– Landorf, K. B., Radford, J. A., & Hudson, S. (2018). Minimal Important Difference (MID) of Two Common Patient-Reported Outcome Measures for Foot Problems. Annals of Internal Medicine, 168(3), 175-183.

– Menz, H. B., & Lord, S. R. (2005). Foot Pain Impairs Balance and Falls in Older People. Journal of the American Podiatric Medical Association, 95(6), 567-574.

– Mundermann, A., Nigg, B. M., & Stefanyshyn, D. J. (2004). Foot Orthotics Affect Lower Extremity Kinematics and Kinetics during Running. Clinical Biomechanics, 19(1), 44-51.

– Murley, G. S., Menz, H. B., Landorf, K. B., & Bird, A. R. (2014). Effect of Foot Posture, Foot Orthoses and Footwear on Lower Limb Muscle Activity During Walking and Running: A Systematic Review. Gait & Posture, 40(1), 62-75.

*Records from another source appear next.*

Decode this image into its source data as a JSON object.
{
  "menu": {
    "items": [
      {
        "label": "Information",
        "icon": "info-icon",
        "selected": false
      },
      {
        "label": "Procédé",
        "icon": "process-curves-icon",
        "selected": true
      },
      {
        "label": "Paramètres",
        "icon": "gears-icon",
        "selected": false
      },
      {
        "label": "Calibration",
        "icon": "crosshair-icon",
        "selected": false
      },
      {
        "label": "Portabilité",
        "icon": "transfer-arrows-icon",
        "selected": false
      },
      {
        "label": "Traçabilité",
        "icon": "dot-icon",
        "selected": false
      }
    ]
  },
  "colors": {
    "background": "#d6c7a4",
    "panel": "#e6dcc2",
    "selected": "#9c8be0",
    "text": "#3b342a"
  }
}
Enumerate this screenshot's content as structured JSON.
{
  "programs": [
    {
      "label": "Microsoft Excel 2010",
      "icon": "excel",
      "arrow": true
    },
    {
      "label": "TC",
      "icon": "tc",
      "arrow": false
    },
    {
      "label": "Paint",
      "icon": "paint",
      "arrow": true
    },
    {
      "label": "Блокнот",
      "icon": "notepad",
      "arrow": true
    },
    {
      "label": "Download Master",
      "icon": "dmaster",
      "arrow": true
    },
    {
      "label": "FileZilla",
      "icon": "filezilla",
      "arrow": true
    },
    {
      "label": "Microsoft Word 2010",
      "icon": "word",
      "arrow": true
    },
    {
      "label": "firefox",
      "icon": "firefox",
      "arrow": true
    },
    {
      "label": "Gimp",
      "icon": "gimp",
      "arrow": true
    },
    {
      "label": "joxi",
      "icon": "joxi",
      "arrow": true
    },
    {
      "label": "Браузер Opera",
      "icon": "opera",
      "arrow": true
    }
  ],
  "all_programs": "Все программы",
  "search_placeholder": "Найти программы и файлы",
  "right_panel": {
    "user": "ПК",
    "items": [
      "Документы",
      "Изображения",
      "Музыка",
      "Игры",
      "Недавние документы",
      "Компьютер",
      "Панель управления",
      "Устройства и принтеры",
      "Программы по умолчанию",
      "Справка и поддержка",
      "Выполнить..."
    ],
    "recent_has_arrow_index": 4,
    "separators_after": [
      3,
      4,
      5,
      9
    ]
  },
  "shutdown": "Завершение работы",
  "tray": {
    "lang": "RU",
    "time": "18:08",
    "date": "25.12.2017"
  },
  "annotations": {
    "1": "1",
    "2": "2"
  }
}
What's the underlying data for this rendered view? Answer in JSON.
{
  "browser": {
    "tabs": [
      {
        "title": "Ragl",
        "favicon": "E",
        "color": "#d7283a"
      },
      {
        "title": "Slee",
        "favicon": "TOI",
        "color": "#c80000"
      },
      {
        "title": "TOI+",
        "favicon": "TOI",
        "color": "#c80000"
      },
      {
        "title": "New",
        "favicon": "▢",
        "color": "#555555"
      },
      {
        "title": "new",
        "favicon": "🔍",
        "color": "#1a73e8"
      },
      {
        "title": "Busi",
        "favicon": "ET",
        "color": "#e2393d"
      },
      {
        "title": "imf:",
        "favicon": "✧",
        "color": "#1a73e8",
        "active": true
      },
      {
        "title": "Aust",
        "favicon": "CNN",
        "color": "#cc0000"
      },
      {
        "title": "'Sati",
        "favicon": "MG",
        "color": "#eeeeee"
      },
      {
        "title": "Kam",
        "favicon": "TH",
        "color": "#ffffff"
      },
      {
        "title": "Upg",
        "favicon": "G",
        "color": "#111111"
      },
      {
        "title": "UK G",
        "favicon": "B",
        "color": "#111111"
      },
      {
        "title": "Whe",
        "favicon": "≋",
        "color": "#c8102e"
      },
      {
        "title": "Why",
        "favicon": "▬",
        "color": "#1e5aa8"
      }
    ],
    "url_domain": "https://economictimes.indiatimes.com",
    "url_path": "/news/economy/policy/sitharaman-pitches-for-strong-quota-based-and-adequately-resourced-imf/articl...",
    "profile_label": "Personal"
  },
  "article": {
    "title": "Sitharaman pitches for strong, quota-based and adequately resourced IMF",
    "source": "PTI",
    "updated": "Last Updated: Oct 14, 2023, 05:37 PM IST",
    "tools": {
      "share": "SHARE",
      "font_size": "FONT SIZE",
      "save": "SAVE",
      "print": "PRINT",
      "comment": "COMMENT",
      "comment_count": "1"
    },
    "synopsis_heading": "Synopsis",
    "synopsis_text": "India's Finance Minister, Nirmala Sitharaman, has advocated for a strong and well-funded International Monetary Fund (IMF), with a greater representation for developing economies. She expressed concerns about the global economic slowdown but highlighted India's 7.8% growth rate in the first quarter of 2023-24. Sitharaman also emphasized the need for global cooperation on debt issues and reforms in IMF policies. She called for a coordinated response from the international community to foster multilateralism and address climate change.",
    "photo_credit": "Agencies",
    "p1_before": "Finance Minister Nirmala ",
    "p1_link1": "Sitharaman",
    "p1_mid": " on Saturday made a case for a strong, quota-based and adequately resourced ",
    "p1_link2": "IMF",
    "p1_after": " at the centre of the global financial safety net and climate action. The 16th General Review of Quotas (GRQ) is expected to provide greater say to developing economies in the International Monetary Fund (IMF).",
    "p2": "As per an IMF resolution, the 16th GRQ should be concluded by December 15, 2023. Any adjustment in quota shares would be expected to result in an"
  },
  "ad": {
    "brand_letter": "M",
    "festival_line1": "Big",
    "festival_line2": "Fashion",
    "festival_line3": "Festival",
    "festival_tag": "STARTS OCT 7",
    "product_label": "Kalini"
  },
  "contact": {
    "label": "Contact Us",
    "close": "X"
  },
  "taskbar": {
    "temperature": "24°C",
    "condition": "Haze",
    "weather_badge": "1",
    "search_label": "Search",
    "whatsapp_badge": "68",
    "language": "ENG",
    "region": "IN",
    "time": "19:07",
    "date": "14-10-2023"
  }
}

– Nigg, B. M., & Vienneau, J. (2015). The Effect of Material Characteristics of Shoe Insoles on Human Gait. Journal of Biomechanics, 48(13), 3460-3464.

– Pfeiffer, M., Kotz, R., Ledl, T., & Hauser, G. (2008). Prevalence of Flat Foot in Preschool-Aged Children. Pediatrics, 122(2), 634-639.

– Rao, S., Saltzman, C. L., Yack, H. J., & Hertel, J. (2010). Ankle Dorsiflexion Deficits, Plantar Loading, and Falls in Older Individuals. The Journals of Gerontology Series A: Biological Sciences and Medical Sciences, 65(4), 386-392.

– Rao, S., Song, J., Kraszewski, A. P., Backus, S. I., Ellis, S. J., & Deland, J. T. (2019). Effect of Customized Insoles on Vertical Plantar Pressures in Painful Pes Planus: A Randomized Controlled Trial. Foot & Ankle International, 40(5), 525-534.

– Rathleff, M. S., Mølgaard, C. M., Fredberg, U., & Kaalund, S. (2015). High-Load Strength Training Improves Outcome in Patients with Plantar Fasciitis: A Randomized Controlled Trial with 12-Month Follow-up. Scandinavian Journal of Medicine & Science in Sports, 25(3), e292-e300.

About the Author

Dr. Zac Cartun

After graduating medical school from the University of Massachusetts, Dr. Zac Cartun consulted for health-tech companies expanding medical care. Since earning his M.B.A from Wharton X INSEAD, he is now bringing orthopedic and podiatric care to the home.